Michael John Perry
The ongoing emergence of international human rights in the period from the end of the Second World War to the present can and perhaps should be understood as the emergence of a religion--albeit a profoundly ecumenical religion: one that religious believers of different faith traditions, and also nonbelievers, can and do embrace. On this understanding, the Universal Declaration of Human Rights (1948) functions as a sacred text: the sacred foundational text of the religion of human rights.
Michael McCarthy, S.J.
Good people of many persuasions wonder how a thinking person can still believe in God. Still others wonder whether a university, as an academic institution, is a place where "God" should be openly discussed at all. Often enough, such questions make presumptions about faith that are frequently untrue. Attention to the real fragility of faith can open spaces for different kinds of discussions entirely.
Atheists tend to claim that God is entirely pointless, and so does the doctrine of Creation. Here, at least, is some common ground between Richard Dawkins and Pope Francis. This talk will try among other things to spell out why God is pointless and why this is the whole point about God. It will also seek to remind us that when we claim that God is good, we have very little clue as to what we are talking about.
Jennifer Wiseman is an American astronomer. She received her bachelor's degree in physics from MIT and her Ph.D. in Astronomy from Harvard University in 1995. Wiseman discovered periodic comet 114P/Wiseman-Skiff while working as an undergraduate research assistant in 1987. She currently directs the Dialogue on Science, Ethics, and Religion for the American Association for the Advancement of Science. She also serves as a senior astrophysicist at NASA's Goddard space flight center. She enjoys giving talks about the beauty and excitement of science, astronomy, and discovery.
This lecture will address the way modern science portrays physical "reality", and will highlight some key differences between the current paradigm and the more intuitive (but ultimately incorrect) Newtonian world view. The fact that complex processes are characterized by a mix of order and irreducible uncertainty suggests that the notion of a Cosmic Mystery is not at odds with recent scientific discoveries (quite the contrary, in fact). This recognition opens the door to a constructive dialogue between science and religion, which is capable of transcending the simplistic arguments of religious fundamentalists and proponents of radical secularism.
Moving among a variety of writings—poetry, prose, theology, biography—as well as experiences from his own life, Christian Wiman will examine what a credible Christian faith might look like at the beginning of the 21st century.
In recent years a cultural space for public expressions of atheism and other forms of irreligion has opened up within American society. Both advocates of the so-called “new atheism” and its detractors have been enormously vocal, but we still know very little about everyday atheists beyond the popular – and very misleading – stereotypes about them.
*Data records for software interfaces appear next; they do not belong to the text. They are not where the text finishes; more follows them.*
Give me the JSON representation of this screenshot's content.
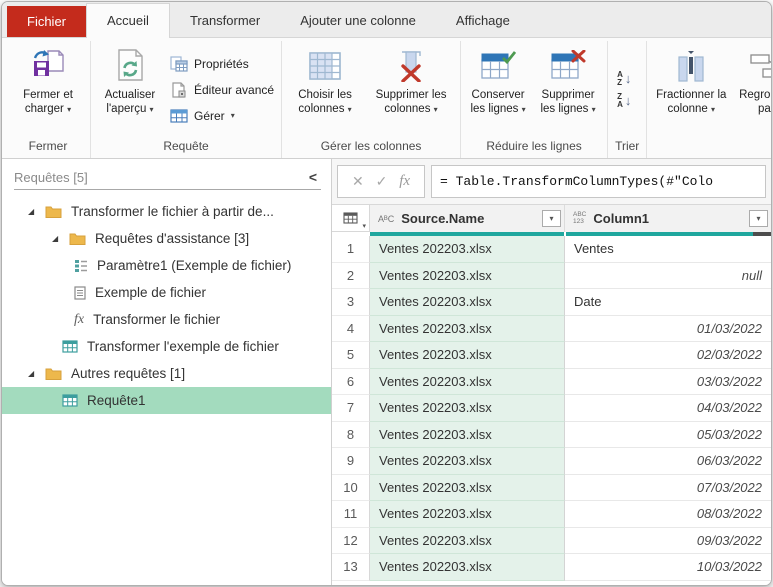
{
  "colors": {
    "file_tab_red": "#c42b1c",
    "accent_teal": "#1fa79e",
    "cell_green": "#e4f2ea",
    "selection_green": "#a3dbbe"
  },
  "tabs": {
    "file": "Fichier",
    "home": "Accueil",
    "transform": "Transformer",
    "add_column": "Ajouter une colonne",
    "view": "Affichage",
    "active": "Accueil"
  },
  "ribbon": {
    "close_load": "Fermer et charger",
    "refresh": "Actualiser l'aperçu",
    "properties": "Propriétés",
    "advanced_editor": "Éditeur avancé",
    "manage": "Gérer",
    "choose_columns": "Choisir les colonnes",
    "remove_columns": "Supprimer les colonnes",
    "keep_rows": "Conserver les lignes",
    "remove_rows": "Supprimer les lignes",
    "split_column": "Fractionner la colonne",
    "group_by": "Regrouper par",
    "groups": {
      "close": "Fermer",
      "query": "Requête",
      "manage_columns": "Gérer les colonnes",
      "reduce_rows": "Réduire les lignes",
      "sort": "Trier"
    }
  },
  "icons": {
    "caret": "▾",
    "collapse_chevron": "<",
    "triangle_expanded": "◢",
    "cancel": "✕",
    "check": "✓",
    "fx": "fx",
    "arrow_down": "↓",
    "sort_az": [
      "A",
      "Z"
    ],
    "sort_za": [
      "Z",
      "A"
    ]
  },
  "sidebar": {
    "title": "Requêtes [5]",
    "items": [
      {
        "label": "Transformer le fichier à partir de...",
        "type": "folder",
        "level": 1,
        "expanded": true
      },
      {
        "label": "Requêtes d'assistance [3]",
        "type": "folder",
        "level": 2,
        "expanded": true
      },
      {
        "label": "Paramètre1 (Exemple de fichier)",
        "type": "parameter",
        "level": 3
      },
      {
        "label": "Exemple de fichier",
        "type": "document",
        "level": 3
      },
      {
        "label": "Transformer le fichier",
        "type": "function",
        "level": 3
      },
      {
        "label": "Transformer l'exemple de fichier",
        "type": "table",
        "level": 2
      },
      {
        "label": "Autres requêtes [1]",
        "type": "folder",
        "level": 1,
        "expanded": true
      },
      {
        "label": "Requête1",
        "type": "table",
        "level": 2,
        "selected": true
      }
    ]
  },
  "formula_bar": {
    "formula": "= Table.TransformColumnTypes(#\"Colo"
  },
  "table": {
    "columns": [
      {
        "type_icon": "AᴮC",
        "name": "Source.Name"
      },
      {
        "type_icon_top": "ABC",
        "type_icon_bottom": "123",
        "name": "Column1"
      }
    ],
    "rows": [
      {
        "num": "1",
        "source": "Ventes 202203.xlsx",
        "value": "Ventes",
        "align": "left"
      },
      {
        "num": "2",
        "source": "Ventes 202203.xlsx",
        "value": "null",
        "align": "right"
      },
      {
        "num": "3",
        "source": "Ventes 202203.xlsx",
        "value": "Date",
        "align": "left"
      },
      {
        "num": "4",
        "source": "Ventes 202203.xlsx",
        "value": "01/03/2022",
        "align": "right"
      },
      {
        "num": "5",
        "source": "Ventes 202203.xlsx",
        "value": "02/03/2022",
        "align": "right"
      },
      {
        "num": "6",
        "source": "Ventes 202203.xlsx",
        "value": "03/03/2022",
        "align": "right"
      },
      {
        "num": "7",
        "source": "Ventes 202203.xlsx",
        "value": "04/03/2022",
        "align": "right"
      },
      {
        "num": "8",
        "source": "Ventes 202203.xlsx",
        "value": "05/03/2022",
        "align": "right"
      },
      {
        "num": "9",
        "source": "Ventes 202203.xlsx",
        "value": "06/03/2022",
        "align": "right"
      },
      {
        "num": "10",
        "source": "Ventes 202203.xlsx",
        "value": "07/03/2022",
        "align": "right"
      },
      {
        "num": "11",
        "source": "Ventes 202203.xlsx",
        "value": "08/03/2022",
        "align": "right"
      },
      {
        "num": "12",
        "source": "Ventes 202203.xlsx",
        "value": "09/03/2022",
        "align": "right"
      },
      {
        "num": "13",
        "source": "Ventes 202203.xlsx",
        "value": "10/03/2022",
        "align": "right"
      }
    ]
  }
}
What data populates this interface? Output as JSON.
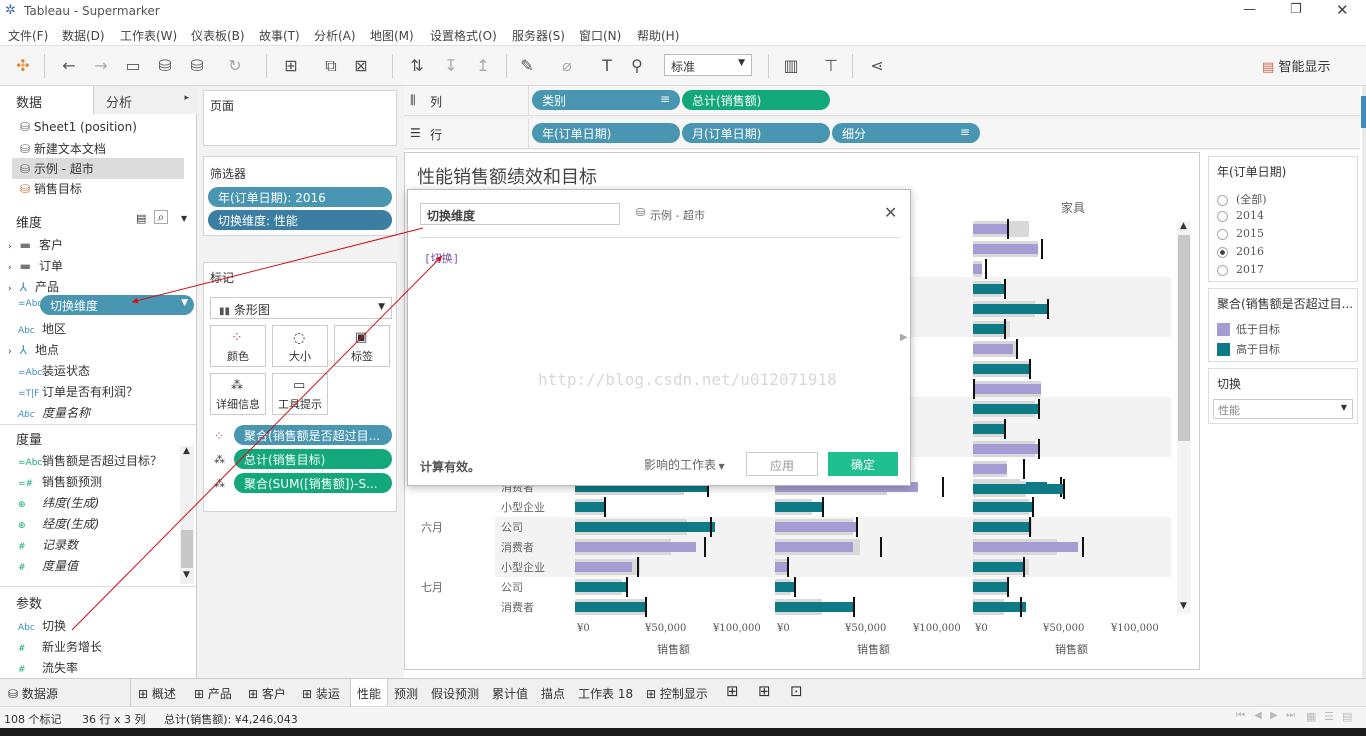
{
  "window": {
    "title": "Tableau - Supermarker"
  },
  "menu": [
    "文件(F)",
    "数据(D)",
    "工作表(W)",
    "仪表板(B)",
    "故事(T)",
    "分析(A)",
    "地图(M)",
    "设置格式(O)",
    "服务器(S)",
    "窗口(N)",
    "帮助(H)"
  ],
  "toolbar": {
    "fit_value": "标准",
    "show_me": "智能显示"
  },
  "left": {
    "tab_data": "数据",
    "tab_analysis": "分析",
    "datasources": [
      "Sheet1 (position)",
      "新建文本文档",
      "示例 - 超市",
      "销售目标"
    ],
    "dimensions_header": "维度",
    "dimensions": [
      "客户",
      "订单",
      "产品",
      "切换维度",
      "地区",
      "地点",
      "装运状态",
      "订单是否有利润？",
      "度量名称"
    ],
    "measures_header": "度量",
    "measures": [
      "销售额是否超过目标？",
      "销售额预测",
      "纬度(生成)",
      "经度(生成)",
      "记录数",
      "度量值"
    ],
    "params_header": "参数",
    "params": [
      "切换",
      "新业务增长",
      "流失率"
    ]
  },
  "mid": {
    "pages": "页面",
    "filters": "筛选器",
    "filter_pills": [
      "年(订单日期): 2016",
      "切换维度: 性能"
    ],
    "marks": "标记",
    "mark_type": "条形图",
    "mark_btns": [
      "颜色",
      "大小",
      "标签",
      "详细信息",
      "工具提示"
    ],
    "mark_pills": [
      "聚合(销售额是否超过目...",
      "总计(销售目标)",
      "聚合(SUM([销售额])-S..."
    ]
  },
  "shelves": {
    "cols_label": "列",
    "rows_label": "行",
    "cols": [
      "类别",
      "总计(销售额)"
    ],
    "rows": [
      "年(订单日期)",
      "月(订单日期)",
      "细分"
    ]
  },
  "view": {
    "title": "性能销售额绩效和目标",
    "col_header": "家具",
    "rows": [
      {
        "month": "",
        "seg": "消费者"
      },
      {
        "month": "",
        "seg": "小型企业"
      },
      {
        "month": "六月",
        "seg": "公司"
      },
      {
        "month": "",
        "seg": "消费者"
      },
      {
        "month": "",
        "seg": "小型企业"
      },
      {
        "month": "七月",
        "seg": "公司"
      },
      {
        "month": "",
        "seg": "消费者"
      }
    ],
    "axis_ticks": [
      "¥0",
      "¥50,000",
      "¥100,000"
    ],
    "axis_title": "销售额",
    "watermark": "http://blog.csdn.net/u012071918"
  },
  "dialog": {
    "name": "切换维度",
    "datasource": "示例 - 超市",
    "formula": "[切换]",
    "status": "计算有效。",
    "dependents": "影响的工作表",
    "apply": "应用",
    "ok": "确定"
  },
  "right": {
    "year_title": "年(订单日期)",
    "year_options": [
      "(全部)",
      "2014",
      "2015",
      "2016",
      "2017"
    ],
    "year_selected": "2016",
    "legend_title": "聚合(销售额是否超过目...",
    "legend_items": [
      "低于目标",
      "高于目标"
    ],
    "legend_colors": [
      "#a59cd3",
      "#0e7a86"
    ],
    "param_title": "切换",
    "param_value": "性能"
  },
  "bottom_tabs": [
    "数据源",
    "概述",
    "产品",
    "客户",
    "装运",
    "性能",
    "预测",
    "假设预测",
    "累计值",
    "描点",
    "工作表 18",
    "控制显示"
  ],
  "status": {
    "marks": "108 个标记",
    "dims": "36 行 x 3 列",
    "sum": "总计(销售额): ¥4,246,043"
  }
}
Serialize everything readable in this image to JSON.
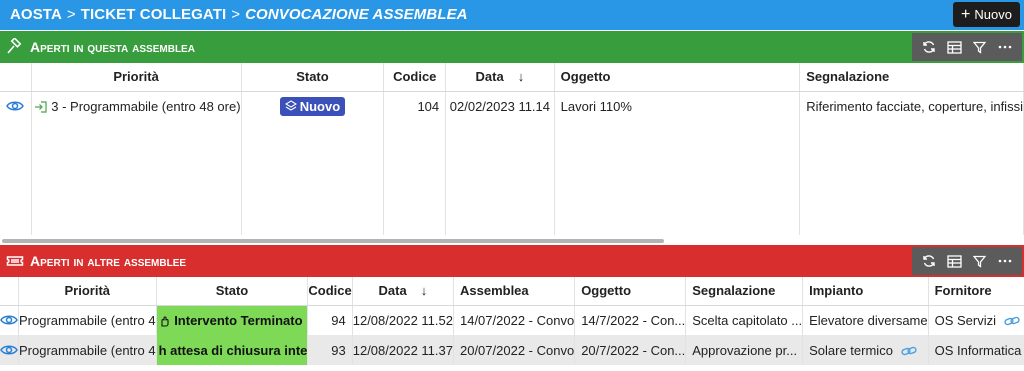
{
  "breadcrumb": {
    "items": [
      "AOSTA",
      "TICKET COLLEGATI",
      "CONVOCAZIONE ASSEMBLEA"
    ],
    "separator": ">"
  },
  "toolbar": {
    "new_label": "Nuovo"
  },
  "section1": {
    "title": "Aperti in questa assemblea",
    "color": "#389e3d",
    "columns": [
      "Priorità",
      "Stato",
      "Codice",
      "Data",
      "Oggetto",
      "Segnalazione"
    ],
    "rows": [
      {
        "priorita": "3 - Programmabile (entro 48 ore)",
        "stato": "Nuovo",
        "codice": "104",
        "data": "02/02/2023 11.14",
        "oggetto": "Lavori 110%",
        "segnalazione": "Riferimento facciate, coperture, infissi"
      }
    ]
  },
  "section2": {
    "title": "Aperti in altre assemblee",
    "color": "#d92e2e",
    "columns": [
      "Priorità",
      "Stato",
      "Codice",
      "Data",
      "Assemblea",
      "Oggetto",
      "Segnalazione",
      "Impianto",
      "Fornitore"
    ],
    "rows": [
      {
        "priorita": "Programmabile (entro 4",
        "stato": "Intervento Terminato",
        "codice": "94",
        "data": "12/08/2022 11.52",
        "assemblea": "14/07/2022 - Convo",
        "oggetto": "14/7/2022 - Con...",
        "segnalazione": "Scelta capitolato ...",
        "impianto": "Elevatore diversame",
        "fornitore": "OS Servizi"
      },
      {
        "priorita": "Programmabile (entro 4",
        "stato": "h attesa di chiusura inte",
        "codice": "93",
        "data": "12/08/2022 11.37",
        "assemblea": "20/07/2022 - Convo",
        "oggetto": "20/7/2022 - Con...",
        "segnalazione": "Approvazione pr...",
        "impianto": "Solare termico",
        "fornitore": "OS Informatica"
      }
    ]
  },
  "colors": {
    "topbar": "#2a96e6",
    "badge_nuovo": "#3b50b8",
    "status_green": "#7ed957",
    "eye": "#2a7fd4"
  },
  "icons": {
    "section1": "gavel-icon",
    "section2": "ticket-icon",
    "tools": [
      "refresh-icon",
      "table-icon",
      "filter-icon",
      "more-icon"
    ]
  }
}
This presentation aims to get beyond those by taking a more considered, sociological look at American atheism, its connection to other nascent modes religious identification (the “nones,” the “spiritual but not religious,” agnostics, etc.), and its prospects for helping to engender a more thoughtful public conversation about the sacred and secular within contemporary society.